      I keep hearing this argument that it is fine for states to require health insurance (or anything else) but not the federal government.
      I just don’t understand it. The constitutional arguments are a grab bag of minutia which in the end will be decided by our partisan Supreme Court. Extensive and compelling arguments have been made on both sides of the issue.
      However, on a more basic level, both state and federal governments are representative governments where people get together for the common good and decide to tax and spend on various projects and activities to advance the public welfare.

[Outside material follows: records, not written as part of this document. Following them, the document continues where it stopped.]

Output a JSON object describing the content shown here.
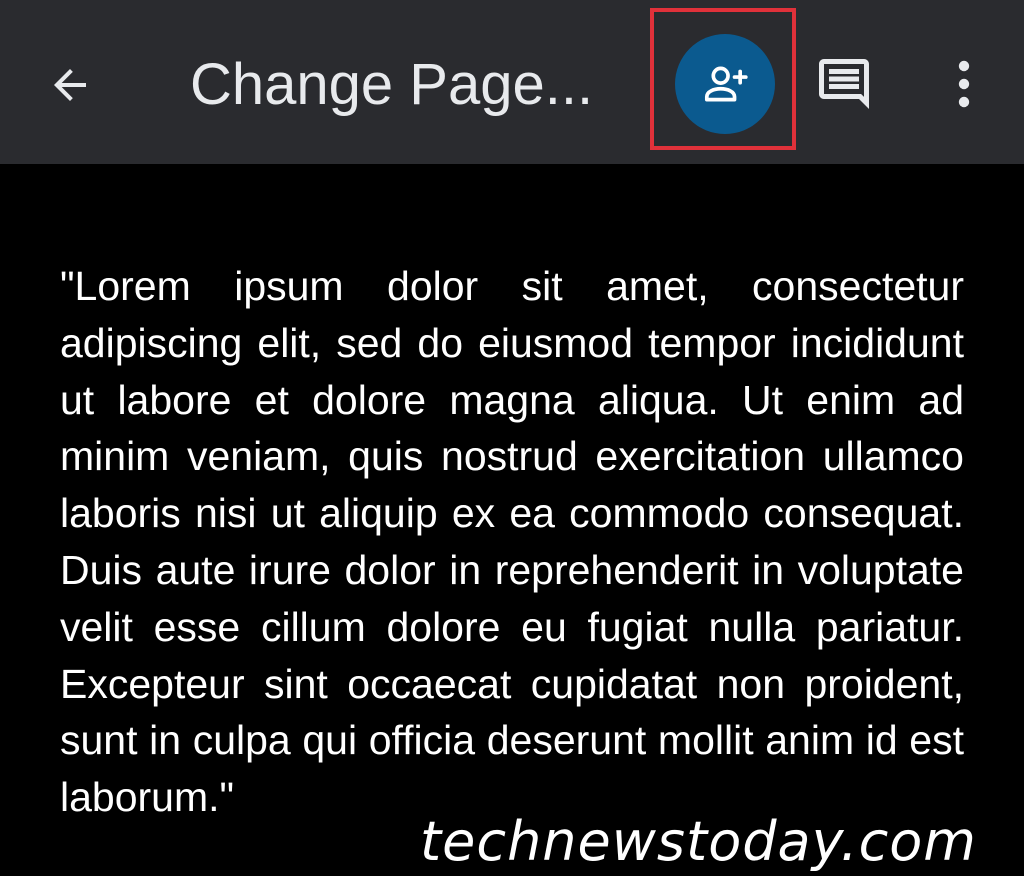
{
  "toolbar": {
    "title": "Change Page...",
    "icons": {
      "back": "arrow-back-icon",
      "share": "person-add-icon",
      "comment": "comment-icon",
      "more": "more-vert-icon"
    },
    "colors": {
      "background": "#2a2b2f",
      "share_button": "#0b5a8f",
      "highlight": "#e0313a",
      "icon": "#e8eaed"
    }
  },
  "document": {
    "body": "\"Lorem ipsum dolor sit amet, consectetur adipiscing elit, sed do eiusmod tempor incididunt ut labore et dolore magna aliqua. Ut enim ad minim veniam, quis nostrud exercitation ullamco laboris nisi ut aliquip ex ea commodo consequat. Duis aute irure dolor in reprehenderit in voluptate velit esse cillum dolore eu fugiat nulla pariatur. Excepteur sint occaecat cupidatat non proident, sunt in culpa qui officia deserunt mollit anim id est laborum.\"",
    "colors": {
      "background": "#000000",
      "text": "#ffffff"
    }
  },
  "watermark": {
    "text": "technewstoday.com"
  }
}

It really doesn’t make any difference if it is at the state level or the federal level (or even at the local government level). The effect is the same. The majority decides what to do and there will be some who are pleased and some who will feel put-upon… that’s government.
      I can understand the libertarian argument (but don’t agree with it) that everyone should be free to clean toilets to earn their right to a decent education. I just don’t see the difference between local, state and federal government. If you’re going to have government, this is what you get.

    • Looks like Gingrich wants the across state lines thing too: “Limit medical lawsuits to restrain health care costs and let people in one state buy policies in another”

    • I never realized that Ron Paul was a socialist.

    • The pseudo-policy about “buying insurance across state lines” is almost never fully explained.

      Here is what is really going on:

      In the 5 or 6 states that have community rating and no exclusions, premiums for young healthy men are very high.

      They must pay at least $600 a month for relatively meager policies.

      The reason is that these states do not allow underwriting, and they mandate maternity coverage in the individual market.

      By contrast, in the states which allow declines and exclusions, a young healthy male person can buy the same coverage for about $100 a month.

      Therefore, buying insurance across state lines will help these younger male customers.

      Of couses, This will cause even higher premiums in the guaranteed issue states,as healthy persons leave the pool in droves..

      There is a way to get through this macabre scenario. Guess what, it is called the public option, or fully funded high risk pools.

      These options might in fact be better than the ‘private sector socialism’ that the ;liberal states like New Jersey, NY, and Mass have been practicing..

      If covering sick people costs extra money, I am in favor of getting that money from general revenue; I would rather raise taces by $6000 on a rich older person, vs. forcing a younger worker to pay an extra $500 a month for guaranteed issue insurance.

      The test is, who will admit to higher taxes as an alternative to mandates????? Try John Goodman first, at least he is relatively honest,

      Bob Hertz, The Health Care Crusade